#### [Required action]
Scan the listing below for lines with "Omloop" in them. Give their number and nothing more.

════════════════════

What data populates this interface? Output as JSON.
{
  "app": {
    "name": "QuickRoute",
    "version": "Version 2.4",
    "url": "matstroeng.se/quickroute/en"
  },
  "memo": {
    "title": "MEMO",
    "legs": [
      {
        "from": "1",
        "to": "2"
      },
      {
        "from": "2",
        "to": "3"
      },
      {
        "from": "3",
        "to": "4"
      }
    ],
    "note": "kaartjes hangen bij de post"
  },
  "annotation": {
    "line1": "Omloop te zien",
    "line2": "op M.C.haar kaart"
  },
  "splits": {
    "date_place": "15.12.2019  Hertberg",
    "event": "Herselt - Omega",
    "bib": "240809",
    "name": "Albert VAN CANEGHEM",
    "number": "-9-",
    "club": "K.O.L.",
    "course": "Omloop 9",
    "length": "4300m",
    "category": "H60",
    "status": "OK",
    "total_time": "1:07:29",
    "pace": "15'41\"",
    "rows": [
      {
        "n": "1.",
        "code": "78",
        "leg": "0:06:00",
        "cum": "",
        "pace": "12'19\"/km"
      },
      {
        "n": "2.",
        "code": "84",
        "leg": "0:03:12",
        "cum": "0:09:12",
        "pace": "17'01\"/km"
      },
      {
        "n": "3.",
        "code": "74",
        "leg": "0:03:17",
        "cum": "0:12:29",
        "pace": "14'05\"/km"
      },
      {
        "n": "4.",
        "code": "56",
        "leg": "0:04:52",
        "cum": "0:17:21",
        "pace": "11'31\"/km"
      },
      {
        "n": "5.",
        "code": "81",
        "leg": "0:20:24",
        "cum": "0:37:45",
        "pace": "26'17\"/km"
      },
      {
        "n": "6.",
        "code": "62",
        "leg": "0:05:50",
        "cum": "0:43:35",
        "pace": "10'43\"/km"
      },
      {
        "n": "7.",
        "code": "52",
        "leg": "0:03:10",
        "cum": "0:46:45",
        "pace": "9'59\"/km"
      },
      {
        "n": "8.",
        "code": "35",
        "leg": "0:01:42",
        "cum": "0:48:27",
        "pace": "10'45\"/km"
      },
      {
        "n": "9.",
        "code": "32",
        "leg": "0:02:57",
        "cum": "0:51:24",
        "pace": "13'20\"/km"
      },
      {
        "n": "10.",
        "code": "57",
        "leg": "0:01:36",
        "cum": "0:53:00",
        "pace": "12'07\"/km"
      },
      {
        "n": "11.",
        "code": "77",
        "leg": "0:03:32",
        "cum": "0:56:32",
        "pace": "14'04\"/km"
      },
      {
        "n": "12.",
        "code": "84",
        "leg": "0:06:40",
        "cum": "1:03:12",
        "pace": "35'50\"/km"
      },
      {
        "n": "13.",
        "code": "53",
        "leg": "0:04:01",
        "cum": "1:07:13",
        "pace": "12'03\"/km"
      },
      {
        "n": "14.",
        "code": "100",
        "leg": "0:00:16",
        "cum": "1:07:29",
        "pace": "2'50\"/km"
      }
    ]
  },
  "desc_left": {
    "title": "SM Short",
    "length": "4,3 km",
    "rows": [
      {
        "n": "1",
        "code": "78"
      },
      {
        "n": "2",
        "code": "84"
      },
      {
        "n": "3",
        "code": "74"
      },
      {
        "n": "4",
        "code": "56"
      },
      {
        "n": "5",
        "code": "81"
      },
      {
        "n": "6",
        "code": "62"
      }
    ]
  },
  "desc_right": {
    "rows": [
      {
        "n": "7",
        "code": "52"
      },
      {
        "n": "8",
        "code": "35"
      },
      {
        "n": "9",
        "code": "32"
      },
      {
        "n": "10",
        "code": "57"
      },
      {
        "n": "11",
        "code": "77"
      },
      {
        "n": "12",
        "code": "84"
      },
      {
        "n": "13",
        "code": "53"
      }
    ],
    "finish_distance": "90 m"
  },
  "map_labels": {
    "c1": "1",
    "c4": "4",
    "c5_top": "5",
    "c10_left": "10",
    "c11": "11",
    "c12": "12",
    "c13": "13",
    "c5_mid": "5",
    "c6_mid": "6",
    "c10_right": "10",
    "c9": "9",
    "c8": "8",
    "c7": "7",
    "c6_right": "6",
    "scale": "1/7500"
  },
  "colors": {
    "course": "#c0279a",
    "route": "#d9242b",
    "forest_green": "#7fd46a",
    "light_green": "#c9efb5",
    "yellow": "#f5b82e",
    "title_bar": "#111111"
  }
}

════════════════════

#### [Answer space]
2